Key Points about Molluscum Contagiosum
- Molluscum contagiosum is a viral skin infection that spreads through skin-to-skin contact or through sharing clothing, towels, or sports equipment.
- Symptoms of molluscum contagiosum include having small raised, round, skin-colored bumps, usually on the face, neck, armpits or genitals.
- Children and people with compromised immune systems are at an increased risk of developing molluscum contagiosum.
Molluscum contagiosum is a viral infection marked by firm, round bumps on the skin. These bumps are usually painless and skin-colored, and may have a small dot or indent at the top.
Molluscum contagiosum is contagious, and can be transmitted by direct skin-to-skin or sexual contact, or by sharing items such as towels and clothing with an infected person. Bumps may take six months to a year to fully disappear. Call your doctor if you or your child has symptoms of molluscum contagiosum.
Molluscum contagiosum causes
Molluscum contagiosum is caused by a viral infection. It can be transmitted via:
- Direct skin-contact with an infected person
- Sharing towels, clothing, or sporting equipment with an infected person
- Sexual contact with an infected person
- Scratching the bumps
Molluscum contagiosum risk factors
You may be more likely to develop molluscum contagiosum if you are immunocompromised. The condition is more common in children than in adults.
Molluscum contagiosum symptoms
Molluscum contagiosum is characterized by skin bumps that may:
- Be round and skin-colored
- Be smaller than a quarter of an inch wide
- Appear on the neck, face, armpits, genitals or upper thighs
- Have a small dot or indent at the top
- Be itchy
Molluscum contagiosum complications
Scratching bumps caused by molluscum contagiosum can lead to infection.
Molluscum contagiosum diagnosis
Molluscum contagiosum is usually diagnosed through a visual examination of the affected skin.
Molluscum contagiosum treatment
Because molluscum contagiosum is contagious, your doctor may want to remove your bumps. Removal methods can include:
- Cryotherapy, or freezing off the bumps
- Scraping the bumps away
- Administering a medication that forms blisters, called cantharidin
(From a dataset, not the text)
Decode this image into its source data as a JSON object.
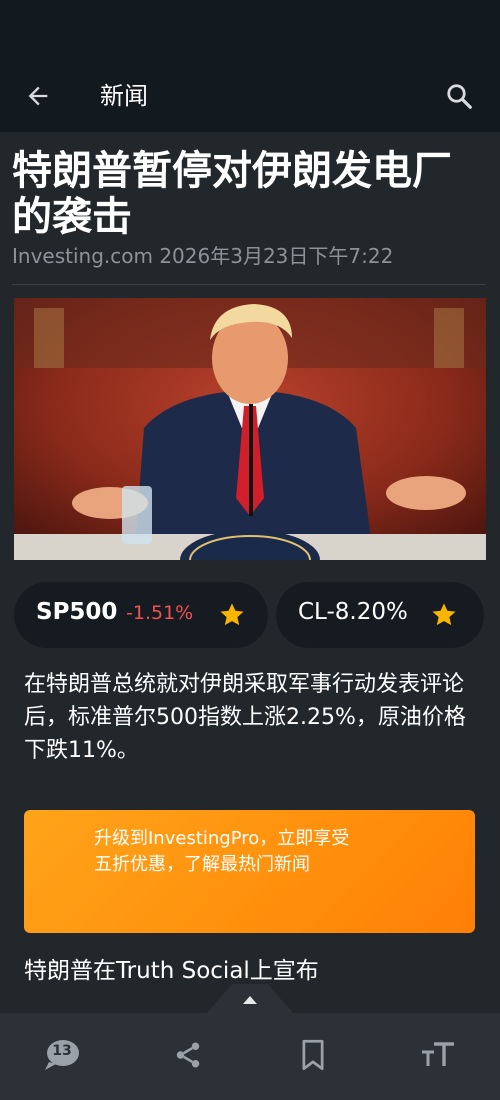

Without treatment, molluscum contagiosum should resolve within six months to a year. Infected persons are no longer contagious once the last of their bumps have disappeared.
When to seek care
Call your doctor if you or your child has symptoms of molluscum contagiosum.
The spread of molluscum contagiosum can be prevented by:
- Regular hand-washing
- Avoiding sharing personal items such as clothing and towels
- Refraining from touching the affected area
- Covering your bumps with a bandage or clothing
- Avoiding sexual contact with infected persons, or while you are experiencing the infection